Michigan Criminal Law: Assaultive Crimes; Assault or Assault and Battery (Misdemeanor)

Allegations involving acts of violence of varying degrees are prevalent in the criminal justice system. A vast majority of these statutes, however, have certain common elements which can be traced back a relatively straightforward misdemeanor charge, Assault or Assault and Battery, MCL 750.81.

 

Assault or Assault and Battery, MCL 750.81 is one of the more common misdemeanor charges on many court dockets, and it’s elements are found through many different variations. Under this law:

“a person who assaults or assaults and batters an individual, if no other punishment is prescribed by law, is guilty of a misdemeanor punishable by imprisonment for not more than 93 days or a fine of not more than $500.00, or both.MCL 750.81 (1). 

 

While the terms “assault” and “battery” are often intertwined and both terms are used in the same statute; legally, they are two different things. In order to prove “assault,” alone, a prosecutor would need to prove beyond a reasonable doubt…:

(2) First, that the defendant either attempted to commit a battery on [name complainant] or did an act that would cause a reasonable person to fear or apprehend an immediate battery. A battery is a forceful, violent, or offensive touching of the person or something closely connected with the person of another.*

(3) Second, that the defendant intended either to commit a battery upon [name complainant] or to make [name complainant] reasonably fear an immediate battery. [An assault cannot happen by accident.]

(4) Third, that at the time, the defendant had the ability to commit a battery, appeared to have the ability, or thought [he / she] had the ability.

M. Crim. JI. 17.1.

In order to prove an assault and battery, a prosecutor must prove beyond a reasonable doubt…:

(2) First, that the defendant committed a battery on [name complainant] . A battery is a forceful, violent, or offensive touching of the person or something closely connected with the person of another.1 The touching must have been intended by the defendant, that is, not accidental, and it must have been against [name complainant] ’s will. It does not matter whether the touching caused an injury.

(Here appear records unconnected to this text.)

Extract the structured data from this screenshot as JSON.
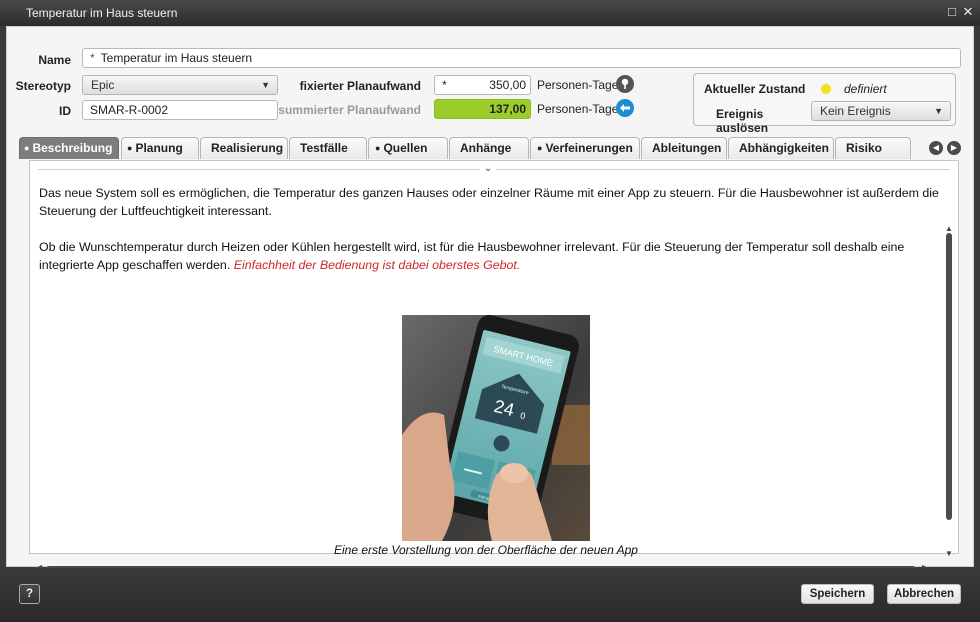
{
  "window": {
    "title": "Temperatur im Haus steuern",
    "maximize_icon": "□",
    "close_icon": "✕"
  },
  "form": {
    "name_label": "Name",
    "name_marker": "*",
    "name_value": "Temperatur im Haus steuern",
    "stereotype_label": "Stereotyp",
    "stereotype_value": "Epic",
    "id_label": "ID",
    "id_value": "SMAR-R-0002",
    "fixed_effort_label": "fixierter Planaufwand",
    "fixed_effort_marker": "*",
    "fixed_effort_value": "350,00",
    "fixed_effort_unit": "Personen-Tage",
    "summed_effort_label": "summierter Planaufwand",
    "summed_effort_value": "137,00",
    "summed_effort_unit": "Personen-Tage",
    "current_state_label": "Aktueller Zustand",
    "current_state_value": "definiert",
    "state_color": "#f4df1a",
    "event_label": "Ereignis auslösen",
    "event_value": "Kein Ereignis"
  },
  "tabs": [
    {
      "label": "Beschreibung",
      "bullet": "●",
      "active": true
    },
    {
      "label": "Planung",
      "bullet": "●"
    },
    {
      "label": "Realisierung",
      "bullet": ""
    },
    {
      "label": "Testfälle",
      "bullet": ""
    },
    {
      "label": "Quellen",
      "bullet": "●"
    },
    {
      "label": "Anhänge",
      "bullet": ""
    },
    {
      "label": "Verfeinerungen",
      "bullet": "●"
    },
    {
      "label": "Ableitungen",
      "bullet": ""
    },
    {
      "label": "Abhängigkeiten",
      "bullet": ""
    },
    {
      "label": "Risiko",
      "bullet": ""
    }
  ],
  "description": {
    "paragraph1": "Das neue System soll es ermöglichen, die Temperatur des ganzen Hauses oder einzelner Räume mit einer App zu steuern. Für die Hausbewohner ist außerdem die Steuerung der Luftfeuchtigkeit interessant.",
    "paragraph2": "Ob die Wunschtemperatur durch Heizen oder Kühlen hergestellt wird, ist für die Hausbewohner irrelevant. Für die Steuerung der Temperatur soll deshalb eine integrierte App geschaffen werden. ",
    "paragraph2_emphasis": "Einfachheit der Bedienung ist dabei oberstes Gebot.",
    "image": {
      "screen_title": "SMART HOME",
      "screen_temp_label": "Temperature",
      "screen_temp_value": "24",
      "screen_temp_unit": "0",
      "screen_button": "Full screen"
    },
    "caption": "Eine erste Vorstellung von der Oberfläche der neuen App"
  },
  "footer": {
    "help_label": "?",
    "save_label": "Speichern",
    "cancel_label": "Abbrechen"
  },
  "colors": {
    "green_field": "#9ccc2a",
    "emphasis_red": "#d0262b",
    "info_blue": "#1b8fd1"
  }
}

(3) Second, that the defendant intended either to commit a battery upon [name complainant] or to make [name complainant] reasonably fear an immediate battery.2

M. Crim. JI. 17.2.

These core definitions of assault and battery are essential when examining other charges that incorporate those definitions into their elements, such as the Domestic Violence series of charges, MCL 750.81 (2) et. seq., Felonious Assault, MCL 750.82., et. al.

Our experienced trial attorneys fight hard for our Michigan clients. We represent clients statewide. For a free initial consultation, feel free to contact us at (517) 507-5077.

For information on Assault Causing Great Bodily Harm, click here.
For information on Assault With Intent to Commit Murder, click here.
For information on Felonious Assault, click here.
For information on Domestic Assault & Battery, click here.
For information on Interference with an Electronic Communications Device, click here.
For information on Assault by Strangulation, click here.

Anyone charged, of course, is presumed innocent. The prosecutor would need to prove the elements of the offense beyond a reasonable doubt if the matter proceeded to trial. Simply because a person is charged does not mean that ultimately, they will be convicted.
If you need specific legal advice for your particular circumstances, I encourage you to privately consult with a lawyer. Circumstances may vary significantly. If you need specific legal advice, please privately consult with a lawyer.

If you are charged with an offense and cannot afford to pay for your own defense, the court may appoint you an attorney payable at the public’s expense. You have a right to counsel.